It has proved a marvelous compromise. I still have the security of always knowing where I am, but without a waypoint on my screen, my thinking is both more fluid and more analytical. Instead of fixating on displayed distance, bearing, cross-track error and time-to-go values, I spend much more time relating what I see on my chart to what I see around me. I no longer think in terms of getting to any specific spot, aside from my ultimate destination, but instead evaluate my progress more generally, thinking in terms of apparent wind angles, likely wind shifts and general areas where I might change direction. I estimate in my head distances and relative bearings and sometimes (egad!) even use dividers and a parallel ruler on a trusty old paper chart to confirm my guesses. In short: I think much more like a sailor.
Here’s another trick I’ve come to recently: turning on the track feature on my chartplotter. This is something I never used to do. Like an egotistical Italian race-car driver I always figured what was behind me wasn’t important. But now I find that referring to a line on a chart showing exactly where I’ve been allows me to extrapolate and perceive more accurately, and again more fluidly, where it is I am going. Where before, when navigating to a waypoint, I simply stared at an ever fluctuating course-over-ground value and tried to match it to a fixed bearing-to-waypoint value (or worse, just punched the steer-to-waypoint button), I now glance at my track and can feel in my guts whether I’m still on a proper course or not.
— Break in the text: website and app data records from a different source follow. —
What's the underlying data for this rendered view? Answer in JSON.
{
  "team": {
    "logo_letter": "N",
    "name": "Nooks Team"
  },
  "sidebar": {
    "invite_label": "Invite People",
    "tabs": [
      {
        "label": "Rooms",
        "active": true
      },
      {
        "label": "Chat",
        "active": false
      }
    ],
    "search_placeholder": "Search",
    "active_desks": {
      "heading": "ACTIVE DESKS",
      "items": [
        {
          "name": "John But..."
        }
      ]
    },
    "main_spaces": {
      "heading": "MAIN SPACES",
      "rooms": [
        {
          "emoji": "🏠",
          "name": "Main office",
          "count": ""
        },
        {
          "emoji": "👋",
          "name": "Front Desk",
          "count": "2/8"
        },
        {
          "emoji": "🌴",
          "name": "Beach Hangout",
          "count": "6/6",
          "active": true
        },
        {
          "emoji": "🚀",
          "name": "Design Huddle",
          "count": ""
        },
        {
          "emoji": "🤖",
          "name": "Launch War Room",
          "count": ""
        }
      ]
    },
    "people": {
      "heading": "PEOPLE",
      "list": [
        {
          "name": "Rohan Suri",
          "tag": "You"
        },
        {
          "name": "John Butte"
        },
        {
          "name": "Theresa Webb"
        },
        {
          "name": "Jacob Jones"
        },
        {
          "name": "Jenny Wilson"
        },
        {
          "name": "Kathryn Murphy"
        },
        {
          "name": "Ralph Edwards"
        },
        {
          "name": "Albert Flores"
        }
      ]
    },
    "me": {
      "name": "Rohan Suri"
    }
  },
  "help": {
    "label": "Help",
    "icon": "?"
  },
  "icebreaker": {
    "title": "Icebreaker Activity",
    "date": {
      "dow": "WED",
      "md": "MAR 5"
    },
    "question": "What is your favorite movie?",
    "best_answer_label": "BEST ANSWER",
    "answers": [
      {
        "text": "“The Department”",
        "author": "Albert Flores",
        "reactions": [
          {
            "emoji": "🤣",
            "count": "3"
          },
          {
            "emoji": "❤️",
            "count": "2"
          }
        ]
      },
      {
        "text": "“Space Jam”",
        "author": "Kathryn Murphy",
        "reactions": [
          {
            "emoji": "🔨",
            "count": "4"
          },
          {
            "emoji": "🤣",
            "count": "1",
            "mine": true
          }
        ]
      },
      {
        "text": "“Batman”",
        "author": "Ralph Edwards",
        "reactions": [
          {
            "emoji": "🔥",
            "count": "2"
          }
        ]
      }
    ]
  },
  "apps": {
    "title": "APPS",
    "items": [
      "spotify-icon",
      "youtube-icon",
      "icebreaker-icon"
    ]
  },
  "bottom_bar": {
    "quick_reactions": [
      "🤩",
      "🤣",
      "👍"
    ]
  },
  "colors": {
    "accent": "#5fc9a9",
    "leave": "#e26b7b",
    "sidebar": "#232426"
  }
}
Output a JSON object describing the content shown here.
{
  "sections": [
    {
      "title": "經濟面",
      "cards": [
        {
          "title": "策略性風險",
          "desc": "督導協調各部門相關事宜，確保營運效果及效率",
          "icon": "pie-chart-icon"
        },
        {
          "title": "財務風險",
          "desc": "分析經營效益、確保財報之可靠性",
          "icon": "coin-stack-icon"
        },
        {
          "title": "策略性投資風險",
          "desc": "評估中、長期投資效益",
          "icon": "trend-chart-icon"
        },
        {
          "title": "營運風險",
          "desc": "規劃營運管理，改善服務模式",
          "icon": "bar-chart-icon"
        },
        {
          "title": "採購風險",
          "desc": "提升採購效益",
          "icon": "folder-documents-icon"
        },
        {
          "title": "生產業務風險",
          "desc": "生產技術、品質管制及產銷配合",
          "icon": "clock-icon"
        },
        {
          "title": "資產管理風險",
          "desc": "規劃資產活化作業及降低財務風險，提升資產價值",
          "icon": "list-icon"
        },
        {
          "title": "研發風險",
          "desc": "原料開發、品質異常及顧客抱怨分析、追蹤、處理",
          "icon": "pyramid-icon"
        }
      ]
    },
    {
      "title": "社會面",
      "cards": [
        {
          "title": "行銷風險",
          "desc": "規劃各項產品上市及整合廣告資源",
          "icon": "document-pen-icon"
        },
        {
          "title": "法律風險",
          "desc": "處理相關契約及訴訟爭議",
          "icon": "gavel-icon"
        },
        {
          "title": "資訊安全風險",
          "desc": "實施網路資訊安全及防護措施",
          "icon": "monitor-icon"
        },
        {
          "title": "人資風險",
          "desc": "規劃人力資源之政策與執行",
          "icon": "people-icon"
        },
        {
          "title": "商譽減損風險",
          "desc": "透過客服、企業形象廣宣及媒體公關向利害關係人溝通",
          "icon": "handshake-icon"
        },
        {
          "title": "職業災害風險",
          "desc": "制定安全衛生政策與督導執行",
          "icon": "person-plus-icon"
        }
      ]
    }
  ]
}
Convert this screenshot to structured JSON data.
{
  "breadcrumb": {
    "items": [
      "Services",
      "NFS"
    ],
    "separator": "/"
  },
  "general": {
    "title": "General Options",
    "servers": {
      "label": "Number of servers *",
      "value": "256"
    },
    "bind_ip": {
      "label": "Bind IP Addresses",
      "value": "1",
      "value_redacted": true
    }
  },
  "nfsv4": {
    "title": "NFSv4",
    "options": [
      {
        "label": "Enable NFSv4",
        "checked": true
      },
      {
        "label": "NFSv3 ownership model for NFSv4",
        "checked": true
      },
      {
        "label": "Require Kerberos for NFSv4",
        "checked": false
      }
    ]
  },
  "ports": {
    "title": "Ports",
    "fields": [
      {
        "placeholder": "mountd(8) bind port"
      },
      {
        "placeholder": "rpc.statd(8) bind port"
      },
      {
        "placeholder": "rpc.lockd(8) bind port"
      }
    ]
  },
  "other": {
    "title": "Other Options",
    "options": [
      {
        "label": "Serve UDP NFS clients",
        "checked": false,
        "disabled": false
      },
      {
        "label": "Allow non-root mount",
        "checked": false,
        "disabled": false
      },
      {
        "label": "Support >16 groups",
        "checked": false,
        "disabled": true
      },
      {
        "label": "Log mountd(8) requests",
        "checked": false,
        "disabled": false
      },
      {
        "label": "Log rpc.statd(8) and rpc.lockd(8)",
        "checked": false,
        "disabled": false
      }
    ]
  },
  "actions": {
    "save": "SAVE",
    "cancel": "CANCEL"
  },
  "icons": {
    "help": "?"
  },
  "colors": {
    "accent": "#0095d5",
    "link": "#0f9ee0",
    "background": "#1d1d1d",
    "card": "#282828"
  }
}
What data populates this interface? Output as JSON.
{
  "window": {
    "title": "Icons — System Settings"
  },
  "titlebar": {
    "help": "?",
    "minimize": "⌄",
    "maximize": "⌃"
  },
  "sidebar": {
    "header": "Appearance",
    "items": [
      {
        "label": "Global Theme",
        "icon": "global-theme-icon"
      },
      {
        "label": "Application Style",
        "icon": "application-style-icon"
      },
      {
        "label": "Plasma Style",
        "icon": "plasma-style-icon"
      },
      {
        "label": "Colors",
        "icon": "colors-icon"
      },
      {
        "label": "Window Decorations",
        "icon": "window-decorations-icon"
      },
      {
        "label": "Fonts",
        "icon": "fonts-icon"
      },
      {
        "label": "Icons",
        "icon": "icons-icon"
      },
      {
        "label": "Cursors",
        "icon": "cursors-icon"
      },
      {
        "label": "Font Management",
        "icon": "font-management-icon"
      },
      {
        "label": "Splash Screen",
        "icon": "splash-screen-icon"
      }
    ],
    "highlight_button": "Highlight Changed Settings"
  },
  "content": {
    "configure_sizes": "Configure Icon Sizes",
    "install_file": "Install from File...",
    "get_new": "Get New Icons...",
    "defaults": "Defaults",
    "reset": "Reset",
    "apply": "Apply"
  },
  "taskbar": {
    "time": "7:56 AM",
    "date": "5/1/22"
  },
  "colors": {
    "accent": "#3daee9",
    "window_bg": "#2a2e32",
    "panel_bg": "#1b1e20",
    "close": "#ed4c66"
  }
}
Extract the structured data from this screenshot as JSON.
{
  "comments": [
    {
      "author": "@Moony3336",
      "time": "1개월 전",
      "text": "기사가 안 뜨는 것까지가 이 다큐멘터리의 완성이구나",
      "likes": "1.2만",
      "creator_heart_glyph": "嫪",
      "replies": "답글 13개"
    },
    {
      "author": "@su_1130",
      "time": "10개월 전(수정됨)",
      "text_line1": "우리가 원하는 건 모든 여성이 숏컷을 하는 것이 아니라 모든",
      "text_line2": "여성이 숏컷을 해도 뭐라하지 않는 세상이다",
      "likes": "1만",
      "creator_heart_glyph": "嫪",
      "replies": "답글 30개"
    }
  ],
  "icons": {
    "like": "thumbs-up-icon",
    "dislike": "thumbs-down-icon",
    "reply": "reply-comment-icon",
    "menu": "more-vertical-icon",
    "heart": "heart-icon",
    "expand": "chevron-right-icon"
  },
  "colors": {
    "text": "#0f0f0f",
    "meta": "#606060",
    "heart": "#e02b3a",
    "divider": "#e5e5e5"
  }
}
On long passages, I do still use waypoints to orient my thinking. And of course, I still use them when navigating in fog. Otherwise, I have cast them aside and am free of their tyranny. You should try it sometime. You just might like it.